The international conception buttressing the set up of international administrations in Kosovo and Timor-Leste was closely intertwined with the semantics of statebuilding displayed at this time. The concept of ‘empty shell’ came to represent the mental image practitioners shared concerning the local context following the two conflicts and was ipso facto transformed into an operative approach. This chapter aims to analyze this international conception – dubbed here the ‘empty shell approach’ – by clarifying how the UN came to impose its authority over the two territories in a very similar process. While the literature on each statebuilding experiment is vast and compelling, few authors have attempted to contrast the two case studies, especially regarding the mental conception and the semantics informing the governance process of these territories since 1999. After defining and detailing the ‘empty-shell approach,’ the chapter looks at the operational approach related to this specific semantics of statebuilding, that is the ‘more is better approach.’ Finally, the chapter analyzes the limits of the ‘empty-shell approach’ through the specific example of the justice reform in Timor-Leste.

Details

Original languageEnglish
Title of host publicationSemantics of Statebuilding: Language, Meanings and Sovereignty
EditorsNicolas Lemay-Hebert, Nicholas Onuf, Vojin Rakic, Petar Bojanic
Publication statusPublished - Jan 2014

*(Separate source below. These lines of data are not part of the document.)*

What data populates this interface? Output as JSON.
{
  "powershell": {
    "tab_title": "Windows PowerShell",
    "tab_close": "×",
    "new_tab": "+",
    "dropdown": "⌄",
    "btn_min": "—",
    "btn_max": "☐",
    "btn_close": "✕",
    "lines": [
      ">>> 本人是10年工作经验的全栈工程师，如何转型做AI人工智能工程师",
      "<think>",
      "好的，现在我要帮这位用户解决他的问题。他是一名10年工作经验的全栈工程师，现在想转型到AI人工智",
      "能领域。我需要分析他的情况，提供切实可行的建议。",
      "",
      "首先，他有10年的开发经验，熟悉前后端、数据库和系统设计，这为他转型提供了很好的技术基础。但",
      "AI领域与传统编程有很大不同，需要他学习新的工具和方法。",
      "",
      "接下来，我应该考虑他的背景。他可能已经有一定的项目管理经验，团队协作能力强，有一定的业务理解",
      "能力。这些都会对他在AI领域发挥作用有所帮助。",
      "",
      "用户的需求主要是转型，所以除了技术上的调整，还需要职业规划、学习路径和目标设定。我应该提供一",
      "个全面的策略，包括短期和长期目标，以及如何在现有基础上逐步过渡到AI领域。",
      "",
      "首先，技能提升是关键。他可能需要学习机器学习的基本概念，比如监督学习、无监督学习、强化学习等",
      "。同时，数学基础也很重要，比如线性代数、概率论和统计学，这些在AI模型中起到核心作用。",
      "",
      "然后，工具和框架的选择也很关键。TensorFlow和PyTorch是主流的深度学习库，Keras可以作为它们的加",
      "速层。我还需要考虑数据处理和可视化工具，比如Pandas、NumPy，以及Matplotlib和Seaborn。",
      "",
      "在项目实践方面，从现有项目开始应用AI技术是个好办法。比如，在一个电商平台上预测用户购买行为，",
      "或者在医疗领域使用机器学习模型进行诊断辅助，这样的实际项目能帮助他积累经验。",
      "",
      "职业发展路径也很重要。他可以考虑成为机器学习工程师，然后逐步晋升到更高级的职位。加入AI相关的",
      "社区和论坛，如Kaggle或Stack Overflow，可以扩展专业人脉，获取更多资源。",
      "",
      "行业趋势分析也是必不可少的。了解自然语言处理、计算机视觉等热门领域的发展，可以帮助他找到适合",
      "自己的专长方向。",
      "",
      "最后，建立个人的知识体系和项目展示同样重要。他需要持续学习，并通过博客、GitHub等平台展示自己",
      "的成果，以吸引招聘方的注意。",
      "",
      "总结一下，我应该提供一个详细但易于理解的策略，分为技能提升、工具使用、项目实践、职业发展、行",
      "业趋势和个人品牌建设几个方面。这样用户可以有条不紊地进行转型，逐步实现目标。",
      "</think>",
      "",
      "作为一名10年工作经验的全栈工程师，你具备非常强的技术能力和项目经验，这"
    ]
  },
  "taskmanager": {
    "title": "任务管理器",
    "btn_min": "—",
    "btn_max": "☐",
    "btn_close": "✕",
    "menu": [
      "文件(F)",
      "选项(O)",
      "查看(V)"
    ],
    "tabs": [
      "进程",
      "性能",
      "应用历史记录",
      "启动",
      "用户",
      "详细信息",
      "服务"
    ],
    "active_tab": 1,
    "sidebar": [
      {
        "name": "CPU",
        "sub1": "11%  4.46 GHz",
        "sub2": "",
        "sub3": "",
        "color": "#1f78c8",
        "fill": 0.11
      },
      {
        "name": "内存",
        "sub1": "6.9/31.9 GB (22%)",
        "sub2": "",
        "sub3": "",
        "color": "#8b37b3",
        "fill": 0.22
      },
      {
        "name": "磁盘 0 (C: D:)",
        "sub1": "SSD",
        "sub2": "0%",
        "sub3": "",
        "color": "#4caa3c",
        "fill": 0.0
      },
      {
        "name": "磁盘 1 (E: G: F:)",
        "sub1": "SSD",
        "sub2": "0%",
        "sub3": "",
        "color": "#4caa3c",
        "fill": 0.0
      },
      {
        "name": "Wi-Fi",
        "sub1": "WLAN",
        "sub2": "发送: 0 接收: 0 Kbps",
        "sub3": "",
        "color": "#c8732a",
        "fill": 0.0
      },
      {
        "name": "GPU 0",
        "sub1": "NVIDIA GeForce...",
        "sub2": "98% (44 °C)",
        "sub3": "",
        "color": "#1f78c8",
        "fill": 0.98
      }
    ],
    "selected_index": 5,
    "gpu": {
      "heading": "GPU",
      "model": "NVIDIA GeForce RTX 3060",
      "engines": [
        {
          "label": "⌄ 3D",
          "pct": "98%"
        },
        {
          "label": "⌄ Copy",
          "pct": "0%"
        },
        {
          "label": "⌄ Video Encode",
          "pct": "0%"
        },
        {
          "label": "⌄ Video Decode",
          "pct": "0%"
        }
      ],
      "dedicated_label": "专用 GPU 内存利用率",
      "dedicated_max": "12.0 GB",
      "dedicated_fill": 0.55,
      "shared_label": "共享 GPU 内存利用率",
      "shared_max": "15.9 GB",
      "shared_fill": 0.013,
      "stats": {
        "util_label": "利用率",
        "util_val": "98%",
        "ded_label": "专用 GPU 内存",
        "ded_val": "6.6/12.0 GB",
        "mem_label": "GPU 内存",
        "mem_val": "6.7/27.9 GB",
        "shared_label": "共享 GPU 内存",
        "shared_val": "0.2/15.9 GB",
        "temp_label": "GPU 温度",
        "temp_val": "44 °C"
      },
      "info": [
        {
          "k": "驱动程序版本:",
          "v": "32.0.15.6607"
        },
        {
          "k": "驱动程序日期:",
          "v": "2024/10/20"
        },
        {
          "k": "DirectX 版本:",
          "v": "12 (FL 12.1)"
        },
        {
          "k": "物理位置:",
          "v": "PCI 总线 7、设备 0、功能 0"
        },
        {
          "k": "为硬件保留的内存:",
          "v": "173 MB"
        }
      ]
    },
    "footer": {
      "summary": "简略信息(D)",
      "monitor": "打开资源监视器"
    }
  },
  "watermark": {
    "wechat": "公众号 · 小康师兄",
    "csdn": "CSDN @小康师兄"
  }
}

Publication series

NameRoutledge Studies in Intervention and Statebuilding
PublisherDavid Chandler

ASJC Scopus subject areas